defence agreement with South Korea as US angers Seoul with demand for $5bn
troop paymentJulian Ryall＠The
The defence ministers of South Korea and China have
agreed to develop their security ties to ensure
stability in north-east Asia, the latest indication that Washington’s
long-standing alliances in the region are fraying.
On the sidelines of regional security talks in Bangkok on Sunday, Jeong
Kyeong-doo, the South Korean minister of defence, and his Chinese counterpart,
Wei Fenghe, agreed to set up more military hotlines
and to push ahead with a visit by Mr Jeong to China next year to “foster bilateral exchanges and cooperation in defence”,
South Korea’s defence ministry said.
That figure is a sharp increase from the $923 million that Seoul paid
this year, which was an 8 per cent increase on the previous year.
Seoul's decision to terminate a key military intelligence sharing pact
with Japan risks sending the "wrong message" to adversaries, said
General Robert B. Abrams, commander of United States Forces Korea
An editorial in Monday’s edition of The Korea Times warned that the
security alliance between the two countries “may
fall apart due to Washington’s blatantly excessive
Mr Trump has previously threatened to withdraw US troops if his demands
are not met, with the editorial accusing the president of regarding the
Korea-US mutual defence treaty “as a property deal to make money”.
The vast majority of Koreans agree, with a recent survey by the Korea
Institute for National Reunification showing that 96
per cent of people are opposed to Seoul paying more for the US military
The General Security of Military Information
Agreement is due to expire at midnight on November 23 and
South Korea insists that it will only agree to an extension if Japan cancels
restrictions on exports of chemicals critical to the South’s microchip
Japan is widely believed to have imposed the restrictions as the latest
incident in its troubled relationship with South Korea, which includes the
issue of compensation for labourers put to work during Japan’s colonial rule of
the Korean Peninsula.
The two nations' defence ministers held discussions with Mark Esper, the
US defence secretary, at the weekend but hopes that a breakthrough might
materialise came to nothing.
Just days before an agreement designed to protect the allies from North
Korean belligerence runs out, Tokyo and Seoul merely reiterated their long-held
The US demanded in July that Japan pay $8
billion a year to keep 54,000 US military personnel in the country,
Foreign Policy reported late last week.
Tokyo currently contributes $2 billion a year
to US military costs in Japan.
“This kind of
demand, not only the exorbitant number, but the way it is being done, could trigger anti-Americanism”, Bruce Klinger, an
analyst at the Heritage Foundation think tank, told Foreign Policy.
“If you weaken
alliances, and potentially decrease deterrence and US troop presence, that benefits North Korea, China and Russia, who see
the potential for reduced US influence and support for our allies”.
Daniel Pinkston, a professor of international relations at the Seoul
campus of Troy University, was more blunt in his assessment.
extortion”, he told The Telegraph. “It’s little more than a mob boss going
around and demanding protection money.
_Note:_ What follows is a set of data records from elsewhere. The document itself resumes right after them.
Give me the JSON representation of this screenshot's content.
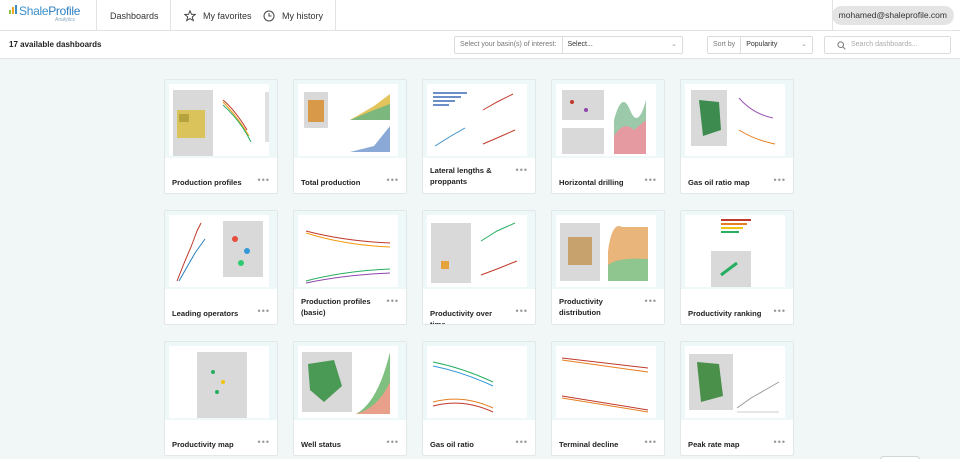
{
  "brand": {
    "name_a": "Shale",
    "name_b": "Profile",
    "sub": "Analytics"
  },
  "nav": {
    "dashboards": "Dashboards",
    "favorites": "My favorites",
    "history": "My history"
  },
  "user": {
    "email": "mohamed@shaleprofile.com"
  },
  "toolbar": {
    "count_label": "17 available dashboards",
    "basin_label": "Select your basin(s) of interest:",
    "basin_value": "Select...",
    "sort_label": "Sort by",
    "sort_value": "Popularity",
    "search_placeholder": "Search dashboards..."
  },
  "cards": [
    {
      "title": "Production profiles"
    },
    {
      "title": "Total production"
    },
    {
      "title": "Lateral lengths & proppants"
    },
    {
      "title": "Horizontal drilling"
    },
    {
      "title": "Gas oil ratio map"
    },
    {
      "title": "Leading operators"
    },
    {
      "title": "Production profiles (basic)"
    },
    {
      "title": "Productivity over time"
    },
    {
      "title": "Productivity distribution"
    },
    {
      "title": "Productivity ranking"
    },
    {
      "title": "Productivity map"
    },
    {
      "title": "Well status"
    },
    {
      "title": "Gas oil ratio"
    },
    {
      "title": "Terminal decline"
    },
    {
      "title": "Peak rate map"
    }
  ],
  "card_menu": "•••",
  "colors": {
    "accent": "#3b8fc9",
    "background": "#f1f6f6",
    "thumb_bg": "#eef8f8"
  }
}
The numbers
that the US is demanding are politically impossible for Seoul and Tokyo
to swallow and that is just fuelling resentment."